  • 1991-2002 Sierra Leone (Muslim) civil war 50,000+
  • 2001-present US-Afghanistan (Muslim) 47,000+
  • 1984-present Turkey (Muslim)-Kurds 44,000
  • 1999 Russia – Chechnya (Muslim) 40,000+
  • 1990-1991 US-Iraq (Muslim), Kuwait (Muslim) 35,000
  • 2006-2009 Somalia (Muslim)-Ethiopia 28,000
  • 1982-1983 Israel (Jewish)-Lebanon (Muslim) 27,000
  • 1982 Syria (Muslim) Hama uprising 20,000
  • 1948-1949 Israel(Jewish) – Egypt (Muslim), Syria(Muslim), Jordan(Muslim), Iraq(Muslim), Saudi Arabia (Muslim), Sudan(Muslim), Yemen(Muslim) 18,000

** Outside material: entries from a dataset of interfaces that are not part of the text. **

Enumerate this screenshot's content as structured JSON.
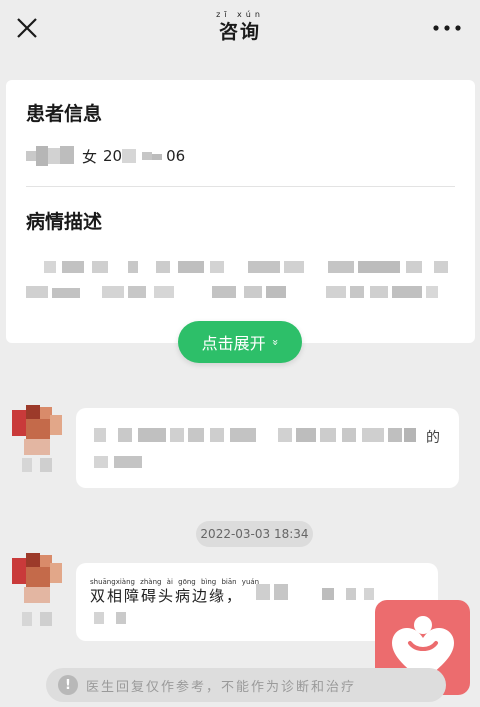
{
  "header": {
    "title": "咨询",
    "title_ruby": "zī xún"
  },
  "patient_card": {
    "info_heading": "患者信息",
    "gender": "女",
    "birth_prefix": "20",
    "birth_suffix": "06",
    "desc_heading": "病情描述"
  },
  "expand_button": {
    "label": "点击展开",
    "chevron": "»"
  },
  "chat": {
    "timestamp": "2022-03-03  18:34",
    "message_text": "双相障碍头病边缘，",
    "message_ruby": "shuāngxiàng zhàng ài gōng bìng biān yuán",
    "first_message_tail": "的"
  },
  "disclaimer": {
    "icon": "!",
    "text": "医生回复仅作参考，不能作为诊断和治疗"
  },
  "colors": {
    "accent": "#2dbf69",
    "fab": "#ec6c6e",
    "background": "#ededed"
  },
  "icons": [
    "close-icon",
    "more-icon",
    "chevron-down-icon",
    "heart-icon",
    "info-icon"
  ]
}
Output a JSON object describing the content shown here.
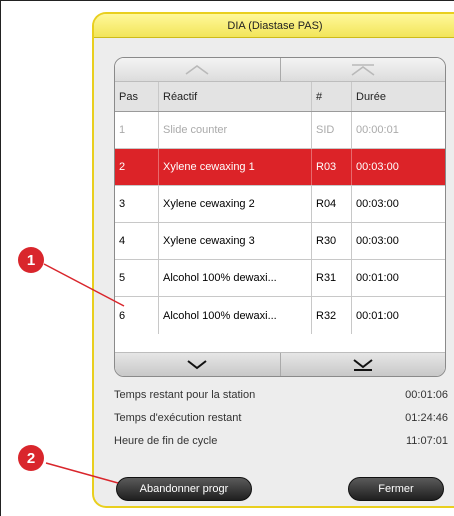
{
  "dialog": {
    "title": "DIA (Diastase PAS)"
  },
  "table": {
    "headers": {
      "step": "Pas",
      "reagent": "Réactif",
      "number": "#",
      "duration": "Durée"
    },
    "rows": [
      {
        "step": "1",
        "reagent": "Slide counter",
        "number": "SID",
        "duration": "00:00:01",
        "state": "disabled"
      },
      {
        "step": "2",
        "reagent": "Xylene cewaxing 1",
        "number": "R03",
        "duration": "00:03:00",
        "state": "selected"
      },
      {
        "step": "3",
        "reagent": "Xylene cewaxing 2",
        "number": "R04",
        "duration": "00:03:00",
        "state": "normal"
      },
      {
        "step": "4",
        "reagent": "Xylene cewaxing 3",
        "number": "R30",
        "duration": "00:03:00",
        "state": "normal"
      },
      {
        "step": "5",
        "reagent": "Alcohol 100% dewaxi...",
        "number": "R31",
        "duration": "00:01:00",
        "state": "normal"
      },
      {
        "step": "6",
        "reagent": "Alcohol 100% dewaxi...",
        "number": "R32",
        "duration": "00:01:00",
        "state": "normal"
      }
    ]
  },
  "info": {
    "station_label": "Temps restant pour la station",
    "station_value": "00:01:06",
    "run_label": "Temps d'exécution restant",
    "run_value": "01:24:46",
    "end_label": "Heure de fin de cycle",
    "end_value": "11:07:01"
  },
  "buttons": {
    "abort_label": "Abandonner progr",
    "close_label": "Fermer"
  },
  "callouts": {
    "one": "1",
    "two": "2"
  },
  "colors": {
    "title_bar": "#f2e55a",
    "selected_row": "#dc2328",
    "callout": "#d9262c"
  },
  "icons": {
    "scroll_up": "chevron-up-icon",
    "scroll_top": "chevron-top-icon",
    "scroll_down": "chevron-down-icon",
    "scroll_bottom": "chevron-bottom-icon"
  }
}
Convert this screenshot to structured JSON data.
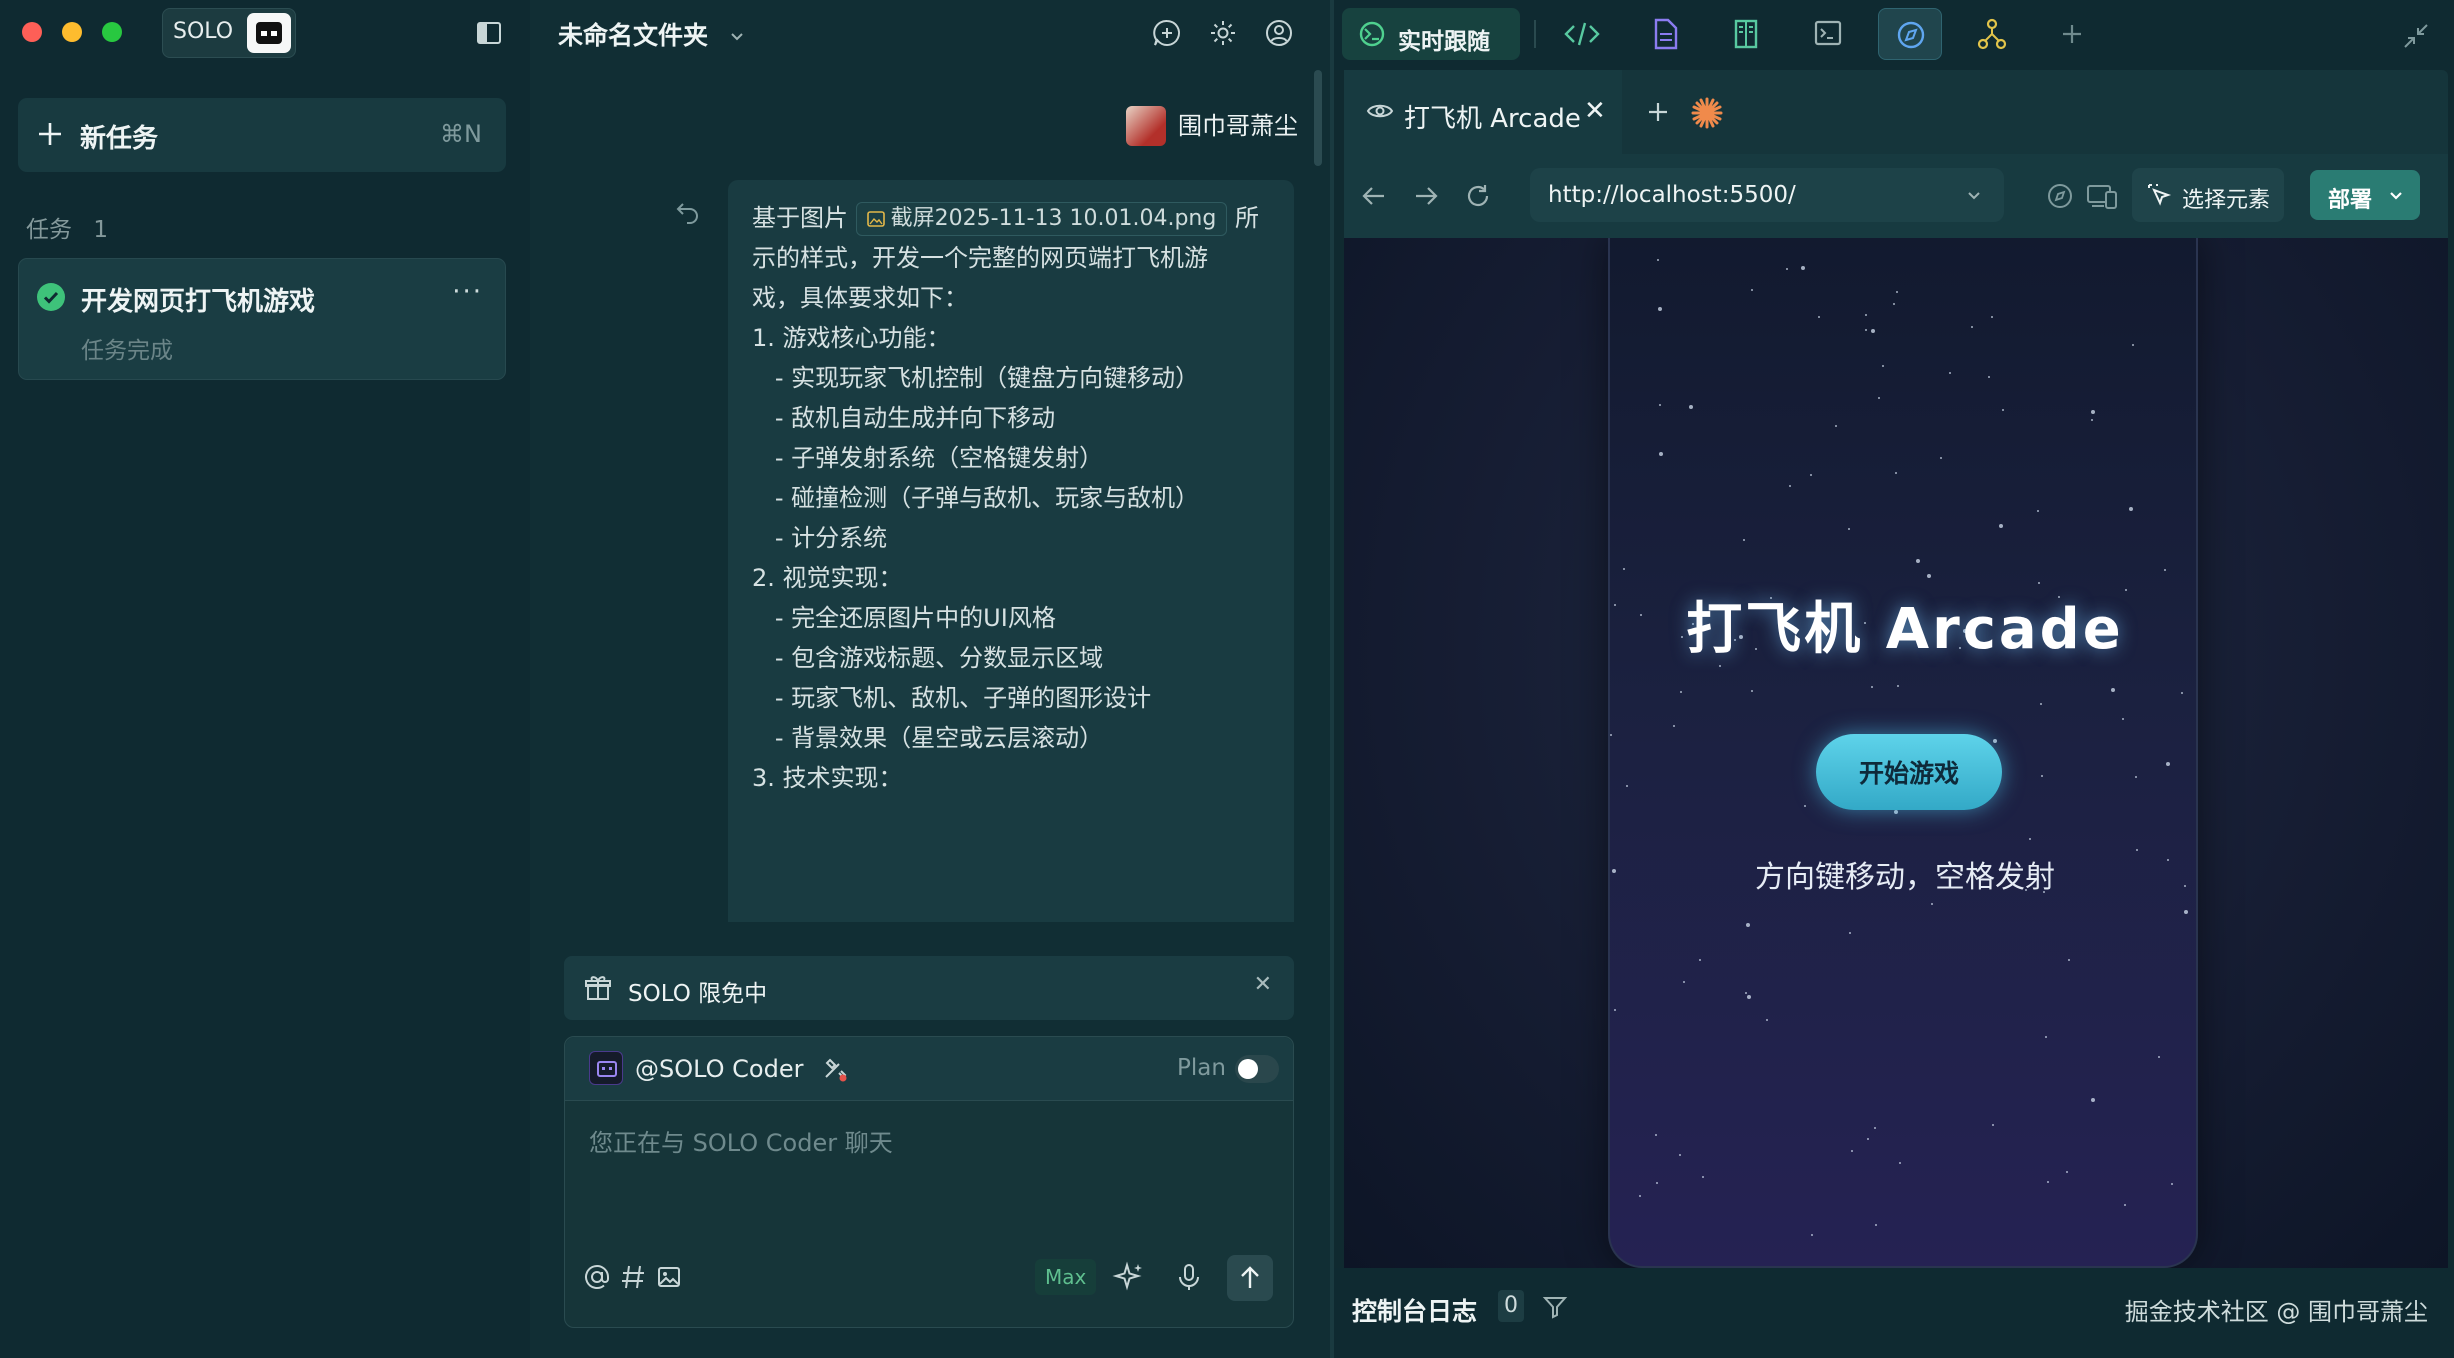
{
  "colors": {
    "sidebar_bg": "#0f2a31",
    "accent_green": "#3ec27a",
    "deploy_button": "#2a7c73",
    "start_button": "#4cc3e0",
    "traffic_red": "#fe5f57",
    "traffic_yellow": "#febc2e",
    "traffic_green": "#28c840"
  },
  "sidebar": {
    "brand": "SOLO",
    "brand_icon": "solo-coder-icon",
    "new_task_label": "新任务",
    "new_task_shortcut": "⌘N",
    "tasks_header": "任务",
    "tasks_count": "1",
    "tasks": [
      {
        "title": "开发网页打飞机游戏",
        "status": "任务完成",
        "more": "···"
      }
    ]
  },
  "chat": {
    "folder_title": "未命名文件夹",
    "header_icons": [
      "new-chat-icon",
      "settings-icon",
      "account-icon"
    ],
    "user_name": "围巾哥萧尘",
    "message": {
      "prefix": "基于图片",
      "attachment": "截屏2025-11-13 10.01.04.png",
      "suffix": "所",
      "lines": [
        "示的样式，开发一个完整的网页端打飞机游",
        "戏，具体要求如下：",
        "",
        "1. 游戏核心功能：",
        "   - 实现玩家飞机控制（键盘方向键移动）",
        "   - 敌机自动生成并向下移动",
        "   - 子弹发射系统（空格键发射）",
        "   - 碰撞检测（子弹与敌机、玩家与敌机）",
        "   - 计分系统",
        "",
        "2. 视觉实现：",
        "   - 完全还原图片中的UI风格",
        "   - 包含游戏标题、分数显示区域",
        "   - 玩家飞机、敌机、子弹的图形设计",
        "   - 背景效果（星空或云层滚动）",
        "",
        "3. 技术实现："
      ]
    },
    "promo": {
      "label": "SOLO 限免中",
      "close": "✕"
    },
    "composer": {
      "agent": "@SOLO Coder",
      "plan_label": "Plan",
      "plan_enabled": false,
      "placeholder": "您正在与 SOLO Coder 聊天",
      "max_label": "Max"
    }
  },
  "preview": {
    "follow_label": "实时跟随",
    "toolbar_icons": [
      "code-icon",
      "document-icon",
      "book-icon",
      "terminal-icon",
      "browser-compass-icon",
      "git-graph-icon",
      "add-icon",
      "collapse-icon"
    ],
    "tab_title": "打飞机 Arcade",
    "tab_close": "✕",
    "url": "http://localhost:5500/",
    "select_element_label": "选择元素",
    "deploy_label": "部署",
    "game": {
      "title": "打飞机 Arcade",
      "start_button": "开始游戏",
      "hint": "方向键移动，空格发射"
    },
    "console": {
      "label": "控制台日志",
      "count": "0"
    },
    "watermark": "掘金技术社区 @ 围巾哥萧尘"
  }
}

  • 1973 Israel(Jewish)-Egypt(Muslim); Syria(Muslim) 18,000
  • 1967 Israel(Jewish)-Egypt(Muslim); Jordan(Muslim); Syria(Muslim) 16,000
  • 1971 India (Hindu)-Pakistan(Muslim) 13,000
  • 2011 Libya (Muslim) civil war 8000+
  • 1947-1948 India(Hindu)-Pakistan(Muslim) 7,500
  • 1965 India (Hindu)-Pakistan(Muslim) 6800
  • 2000-2008 Israel (Jewish)-Palestinians 6500
  • 2004- Shia Insurgency in Yemen 5000
  • 2009-present Somalia(Muslim) civil war 4000
  • 2001 AlQaeda (Muslim)- US 3000
  • 1999 India (Hindu)-Pakistan(Muslim) 2500
  • 1987-1993 Israel (Jewish)-Palestinians 2300
  • 2009-present south Yemen(Muslim) 1500
  • 2008 Israel(Jewish)-Hamas(Muslim) 1400
  • 2005-2010 Chad (Muslim/christian) civil war 1000+
  • 1990 Iraq (Muslim)-Kuwait(Muslim) 1000+ killed
  • 2006 Israel (Jewish)-Hezbollah(Muslim) 600
  • 1989-1991 Mauritania(Muslim)-Senegal(Muslim) 500
  • 1985 Mali (Muslim)- Burkina Faso (Muslim) 250
  • 2012 Israel (Jewish)- Hamas 200+
  • 1991-2001 Djibouti civil war 100+